The pre William and his Norman Conquerors (1066 AD) history of England is surprisingly murky, especially considering the riches of ancient earthworks and civilisations with advanced technical skills. Trying to look into the past of Norfolk and Suffolk is somehow even murkier – like its coastal rivers, estuaries and famous reed marshlands of the Broads. …
Gorleston is an ancient village. Parts of Gorleston-On-Sea are so antiquated they even had an impressively large Augustinian priory but now there is virtually no physical evidence of its existence left above the surface.
Another missing Medieval antiquity was the centuries old St Clement’s stone Cross, appropriately the tanner’s and fisherman’s Patron Saint. The Crucem Clementij monument was mentioned in a 1597 Latin manuscript, when Elizabeth I was Queen of England and the House of Tudor’s rule would soon be coming to an end.
There was a significant religious St Bennett’s Cross situated in old Gorleston. Its location or at least the remains of this antiquity, marked on older Ordnance Survey Maps beside St Andrew’s Church roundabout on the Church Lane and Church Road corner.
St Bennett’s stone Cross, also spelt St Benett’s, was drawn on OS maps into at least the 1950’s. There were other very old and large stone Crosses in Gorleston Parish.
Maps show St Bennett’s Cross and Stone Cross roundabout (old White Horse roundabout). But where was St Clement’s Cross, the appropriate Mariner’s Cross?

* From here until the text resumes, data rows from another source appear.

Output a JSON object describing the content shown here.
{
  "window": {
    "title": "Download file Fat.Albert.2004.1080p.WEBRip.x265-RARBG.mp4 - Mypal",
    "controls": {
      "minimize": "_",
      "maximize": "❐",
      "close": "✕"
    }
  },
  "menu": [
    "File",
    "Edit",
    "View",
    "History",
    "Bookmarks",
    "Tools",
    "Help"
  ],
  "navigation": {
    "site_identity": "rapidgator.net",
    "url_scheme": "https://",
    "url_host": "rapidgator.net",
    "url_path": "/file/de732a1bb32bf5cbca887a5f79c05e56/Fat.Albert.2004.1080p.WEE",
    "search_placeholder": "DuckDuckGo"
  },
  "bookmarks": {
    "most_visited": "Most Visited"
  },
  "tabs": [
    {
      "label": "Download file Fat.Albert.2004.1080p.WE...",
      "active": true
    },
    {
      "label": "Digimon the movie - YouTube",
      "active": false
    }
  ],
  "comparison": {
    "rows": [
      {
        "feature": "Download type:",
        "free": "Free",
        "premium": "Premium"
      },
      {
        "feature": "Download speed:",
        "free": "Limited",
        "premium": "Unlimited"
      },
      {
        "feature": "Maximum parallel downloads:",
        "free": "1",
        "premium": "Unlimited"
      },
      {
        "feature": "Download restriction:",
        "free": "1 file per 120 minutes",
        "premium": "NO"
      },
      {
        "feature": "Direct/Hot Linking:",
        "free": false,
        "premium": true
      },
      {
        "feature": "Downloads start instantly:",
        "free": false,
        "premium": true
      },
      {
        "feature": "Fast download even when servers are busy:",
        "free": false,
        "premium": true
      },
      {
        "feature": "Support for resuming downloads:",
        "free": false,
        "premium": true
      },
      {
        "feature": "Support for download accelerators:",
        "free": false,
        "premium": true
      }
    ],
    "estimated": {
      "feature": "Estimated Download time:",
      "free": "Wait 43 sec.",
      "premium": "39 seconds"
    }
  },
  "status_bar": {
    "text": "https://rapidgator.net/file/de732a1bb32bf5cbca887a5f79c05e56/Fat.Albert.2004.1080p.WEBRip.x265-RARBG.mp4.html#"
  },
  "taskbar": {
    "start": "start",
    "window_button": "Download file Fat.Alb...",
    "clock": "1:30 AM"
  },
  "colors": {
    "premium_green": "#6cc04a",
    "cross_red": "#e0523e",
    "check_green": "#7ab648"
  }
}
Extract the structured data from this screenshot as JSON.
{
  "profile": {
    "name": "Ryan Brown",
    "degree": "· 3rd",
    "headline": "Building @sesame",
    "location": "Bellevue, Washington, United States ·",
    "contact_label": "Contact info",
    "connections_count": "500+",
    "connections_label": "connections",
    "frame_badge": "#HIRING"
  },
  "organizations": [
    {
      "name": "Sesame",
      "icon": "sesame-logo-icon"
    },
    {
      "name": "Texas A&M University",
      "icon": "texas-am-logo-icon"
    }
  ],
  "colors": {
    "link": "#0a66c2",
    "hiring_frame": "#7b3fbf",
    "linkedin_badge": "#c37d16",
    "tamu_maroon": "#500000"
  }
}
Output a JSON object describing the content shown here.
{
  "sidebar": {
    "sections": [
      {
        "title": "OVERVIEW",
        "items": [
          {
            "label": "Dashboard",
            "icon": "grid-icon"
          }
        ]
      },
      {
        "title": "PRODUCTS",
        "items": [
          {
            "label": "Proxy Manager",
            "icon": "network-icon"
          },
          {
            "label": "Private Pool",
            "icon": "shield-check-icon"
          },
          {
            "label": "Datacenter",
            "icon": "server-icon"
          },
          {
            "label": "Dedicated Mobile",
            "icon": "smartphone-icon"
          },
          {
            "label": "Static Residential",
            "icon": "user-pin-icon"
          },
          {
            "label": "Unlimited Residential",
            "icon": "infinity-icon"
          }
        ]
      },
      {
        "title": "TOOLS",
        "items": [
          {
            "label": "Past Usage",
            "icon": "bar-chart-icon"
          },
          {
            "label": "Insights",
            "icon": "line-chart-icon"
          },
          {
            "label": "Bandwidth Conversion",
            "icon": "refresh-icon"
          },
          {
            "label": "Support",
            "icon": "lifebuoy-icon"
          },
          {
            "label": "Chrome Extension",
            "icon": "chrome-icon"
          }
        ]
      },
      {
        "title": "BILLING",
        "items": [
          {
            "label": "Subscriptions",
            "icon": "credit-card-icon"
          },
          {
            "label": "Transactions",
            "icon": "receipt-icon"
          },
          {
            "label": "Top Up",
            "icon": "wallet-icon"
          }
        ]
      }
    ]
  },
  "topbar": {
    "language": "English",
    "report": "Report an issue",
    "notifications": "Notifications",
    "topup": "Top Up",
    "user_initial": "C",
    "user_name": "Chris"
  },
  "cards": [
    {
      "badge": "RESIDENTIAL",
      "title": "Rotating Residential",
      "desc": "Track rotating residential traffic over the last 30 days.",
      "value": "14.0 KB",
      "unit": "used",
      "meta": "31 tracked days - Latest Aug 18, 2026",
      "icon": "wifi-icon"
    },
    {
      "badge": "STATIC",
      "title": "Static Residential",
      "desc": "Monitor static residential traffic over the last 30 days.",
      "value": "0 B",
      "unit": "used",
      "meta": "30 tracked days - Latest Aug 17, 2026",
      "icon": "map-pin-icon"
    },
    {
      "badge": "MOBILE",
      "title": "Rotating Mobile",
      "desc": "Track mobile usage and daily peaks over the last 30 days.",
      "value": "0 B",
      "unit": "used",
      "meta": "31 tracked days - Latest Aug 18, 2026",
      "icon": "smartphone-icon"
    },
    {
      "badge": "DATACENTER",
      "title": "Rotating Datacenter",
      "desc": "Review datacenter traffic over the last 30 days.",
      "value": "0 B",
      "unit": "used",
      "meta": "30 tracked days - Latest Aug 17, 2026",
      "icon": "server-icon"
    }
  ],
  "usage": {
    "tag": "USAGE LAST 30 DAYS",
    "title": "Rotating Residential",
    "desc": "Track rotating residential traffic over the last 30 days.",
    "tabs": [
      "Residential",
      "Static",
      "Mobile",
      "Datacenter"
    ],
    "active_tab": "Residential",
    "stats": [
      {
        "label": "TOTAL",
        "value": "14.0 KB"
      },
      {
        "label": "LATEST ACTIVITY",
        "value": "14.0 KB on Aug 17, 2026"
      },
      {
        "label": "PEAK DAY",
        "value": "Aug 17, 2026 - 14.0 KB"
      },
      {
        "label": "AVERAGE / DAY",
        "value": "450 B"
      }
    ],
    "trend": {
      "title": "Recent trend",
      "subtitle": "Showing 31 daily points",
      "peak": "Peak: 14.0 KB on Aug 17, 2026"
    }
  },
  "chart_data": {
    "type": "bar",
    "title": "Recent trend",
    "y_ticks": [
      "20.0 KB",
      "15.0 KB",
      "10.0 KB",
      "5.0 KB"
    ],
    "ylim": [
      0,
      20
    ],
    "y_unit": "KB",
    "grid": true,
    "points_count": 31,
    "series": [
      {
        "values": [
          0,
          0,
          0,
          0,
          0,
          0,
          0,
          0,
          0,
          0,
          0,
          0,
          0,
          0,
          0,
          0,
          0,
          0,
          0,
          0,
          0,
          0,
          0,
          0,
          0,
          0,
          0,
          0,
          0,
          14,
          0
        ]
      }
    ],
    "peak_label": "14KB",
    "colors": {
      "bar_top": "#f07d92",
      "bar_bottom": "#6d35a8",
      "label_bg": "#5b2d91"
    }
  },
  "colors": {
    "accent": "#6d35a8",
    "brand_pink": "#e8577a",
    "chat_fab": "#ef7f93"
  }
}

The presence of other stone crosses, maybe even 2 or 3 more, perhaps have existed. Or might just be local folklore getting a bit mixed up and creating that strange phenomena of doubling up events or doppelgänger tales we puzzlingly find so often in ancient accounts of historical episodes. Yet Gorleston’s repeated myths are only a few centuries old.